# Exercise prompt
Filter these records by the string "this", copying each line that holds it.

---------- Record set

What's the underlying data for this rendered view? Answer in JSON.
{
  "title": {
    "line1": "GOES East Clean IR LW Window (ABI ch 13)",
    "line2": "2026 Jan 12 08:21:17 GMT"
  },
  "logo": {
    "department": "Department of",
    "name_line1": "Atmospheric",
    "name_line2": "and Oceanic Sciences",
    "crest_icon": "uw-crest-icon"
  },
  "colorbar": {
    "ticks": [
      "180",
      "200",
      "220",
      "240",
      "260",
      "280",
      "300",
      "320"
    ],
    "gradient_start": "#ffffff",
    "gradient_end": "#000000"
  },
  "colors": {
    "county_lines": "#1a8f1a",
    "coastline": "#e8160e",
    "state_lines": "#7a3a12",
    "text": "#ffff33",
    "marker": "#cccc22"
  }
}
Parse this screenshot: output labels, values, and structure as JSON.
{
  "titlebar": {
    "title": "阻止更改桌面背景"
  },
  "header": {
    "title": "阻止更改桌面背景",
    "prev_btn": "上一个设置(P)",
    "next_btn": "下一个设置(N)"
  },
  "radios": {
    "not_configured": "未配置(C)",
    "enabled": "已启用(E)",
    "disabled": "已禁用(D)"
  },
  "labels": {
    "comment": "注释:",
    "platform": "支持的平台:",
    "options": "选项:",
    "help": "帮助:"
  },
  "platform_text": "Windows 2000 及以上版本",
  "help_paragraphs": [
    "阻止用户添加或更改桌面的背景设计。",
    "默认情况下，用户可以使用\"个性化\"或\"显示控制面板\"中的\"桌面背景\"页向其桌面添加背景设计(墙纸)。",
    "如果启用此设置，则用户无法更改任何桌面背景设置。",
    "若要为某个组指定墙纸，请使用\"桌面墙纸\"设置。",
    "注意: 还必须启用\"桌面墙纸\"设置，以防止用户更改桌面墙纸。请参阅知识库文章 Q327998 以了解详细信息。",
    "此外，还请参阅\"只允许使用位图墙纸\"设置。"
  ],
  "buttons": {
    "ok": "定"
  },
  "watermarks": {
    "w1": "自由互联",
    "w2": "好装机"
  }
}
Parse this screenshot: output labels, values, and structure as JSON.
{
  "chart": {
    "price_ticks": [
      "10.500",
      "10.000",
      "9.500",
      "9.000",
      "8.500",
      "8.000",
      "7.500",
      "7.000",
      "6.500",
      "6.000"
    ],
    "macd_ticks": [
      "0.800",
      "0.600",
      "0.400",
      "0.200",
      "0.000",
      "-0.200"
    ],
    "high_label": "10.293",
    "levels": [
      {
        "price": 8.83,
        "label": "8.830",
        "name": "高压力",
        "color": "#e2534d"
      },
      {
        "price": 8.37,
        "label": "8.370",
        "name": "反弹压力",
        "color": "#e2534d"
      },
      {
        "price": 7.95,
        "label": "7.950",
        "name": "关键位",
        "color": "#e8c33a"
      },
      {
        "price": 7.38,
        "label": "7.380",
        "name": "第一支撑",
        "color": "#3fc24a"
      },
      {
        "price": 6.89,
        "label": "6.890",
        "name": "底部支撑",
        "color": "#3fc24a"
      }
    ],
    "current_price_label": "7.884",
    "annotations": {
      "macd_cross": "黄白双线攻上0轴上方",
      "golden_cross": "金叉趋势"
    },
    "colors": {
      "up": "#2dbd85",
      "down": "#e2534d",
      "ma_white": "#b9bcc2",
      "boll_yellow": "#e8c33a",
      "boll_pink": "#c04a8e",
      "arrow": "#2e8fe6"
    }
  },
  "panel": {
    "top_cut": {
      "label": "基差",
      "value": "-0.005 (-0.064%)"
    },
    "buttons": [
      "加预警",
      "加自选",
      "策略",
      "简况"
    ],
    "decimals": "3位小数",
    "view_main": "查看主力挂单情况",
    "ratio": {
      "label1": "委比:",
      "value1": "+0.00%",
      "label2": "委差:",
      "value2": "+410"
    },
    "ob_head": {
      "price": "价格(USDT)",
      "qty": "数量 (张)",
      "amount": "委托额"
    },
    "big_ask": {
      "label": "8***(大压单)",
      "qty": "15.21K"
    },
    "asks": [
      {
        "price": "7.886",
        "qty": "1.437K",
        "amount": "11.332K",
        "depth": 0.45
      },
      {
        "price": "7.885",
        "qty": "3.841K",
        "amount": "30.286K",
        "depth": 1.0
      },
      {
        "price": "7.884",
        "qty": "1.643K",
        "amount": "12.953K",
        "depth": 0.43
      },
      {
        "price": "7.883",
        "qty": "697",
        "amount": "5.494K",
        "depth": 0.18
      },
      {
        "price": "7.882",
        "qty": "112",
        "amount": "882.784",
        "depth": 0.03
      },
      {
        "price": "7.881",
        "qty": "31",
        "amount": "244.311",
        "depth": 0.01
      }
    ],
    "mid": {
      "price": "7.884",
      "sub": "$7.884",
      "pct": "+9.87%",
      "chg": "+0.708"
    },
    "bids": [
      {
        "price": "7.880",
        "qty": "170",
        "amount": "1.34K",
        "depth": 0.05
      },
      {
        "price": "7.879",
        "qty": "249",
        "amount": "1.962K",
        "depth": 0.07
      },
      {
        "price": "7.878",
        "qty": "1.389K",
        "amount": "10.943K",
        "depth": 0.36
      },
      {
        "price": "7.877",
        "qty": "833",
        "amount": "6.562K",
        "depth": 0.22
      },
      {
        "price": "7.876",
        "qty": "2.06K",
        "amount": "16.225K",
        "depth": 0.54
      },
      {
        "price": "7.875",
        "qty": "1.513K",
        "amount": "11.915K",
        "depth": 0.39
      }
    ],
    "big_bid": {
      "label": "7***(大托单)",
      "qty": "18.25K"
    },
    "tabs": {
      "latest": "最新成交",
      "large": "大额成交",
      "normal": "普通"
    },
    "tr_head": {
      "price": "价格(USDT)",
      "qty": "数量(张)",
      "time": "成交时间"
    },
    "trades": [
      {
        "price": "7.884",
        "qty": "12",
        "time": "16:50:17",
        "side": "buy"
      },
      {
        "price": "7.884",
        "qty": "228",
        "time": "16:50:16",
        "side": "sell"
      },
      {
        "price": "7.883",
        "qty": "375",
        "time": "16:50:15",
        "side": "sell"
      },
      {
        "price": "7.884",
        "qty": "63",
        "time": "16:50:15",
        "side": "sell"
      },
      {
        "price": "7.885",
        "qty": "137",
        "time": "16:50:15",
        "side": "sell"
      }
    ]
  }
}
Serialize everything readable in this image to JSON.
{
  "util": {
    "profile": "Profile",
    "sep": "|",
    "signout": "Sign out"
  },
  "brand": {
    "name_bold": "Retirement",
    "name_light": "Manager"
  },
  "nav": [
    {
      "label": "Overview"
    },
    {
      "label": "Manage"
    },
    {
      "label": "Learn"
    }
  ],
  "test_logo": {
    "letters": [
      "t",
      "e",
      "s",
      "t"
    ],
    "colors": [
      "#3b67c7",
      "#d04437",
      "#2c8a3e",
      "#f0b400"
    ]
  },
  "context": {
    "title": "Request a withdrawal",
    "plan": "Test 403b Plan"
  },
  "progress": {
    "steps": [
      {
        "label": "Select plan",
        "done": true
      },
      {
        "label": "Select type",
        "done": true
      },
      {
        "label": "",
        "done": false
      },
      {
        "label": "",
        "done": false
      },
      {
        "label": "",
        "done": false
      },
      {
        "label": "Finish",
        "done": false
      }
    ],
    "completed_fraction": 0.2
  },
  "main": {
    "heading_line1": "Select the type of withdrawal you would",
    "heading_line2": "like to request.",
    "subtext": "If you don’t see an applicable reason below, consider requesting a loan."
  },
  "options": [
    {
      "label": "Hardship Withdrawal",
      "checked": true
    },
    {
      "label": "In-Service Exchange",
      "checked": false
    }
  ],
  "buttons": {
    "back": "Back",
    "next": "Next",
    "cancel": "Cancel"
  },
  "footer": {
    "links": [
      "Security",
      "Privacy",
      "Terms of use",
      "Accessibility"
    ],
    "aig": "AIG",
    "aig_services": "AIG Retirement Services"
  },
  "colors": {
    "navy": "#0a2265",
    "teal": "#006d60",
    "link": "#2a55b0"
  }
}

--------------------

# Worked solution
What's the underlying data for this rendered view? Answer in JSON.
Parse this screenshot: output labels, values, and structure as JSON.
Parse this screenshot: output labels, values, and structure as JSON.
Serialize everything readable in this image to JSON.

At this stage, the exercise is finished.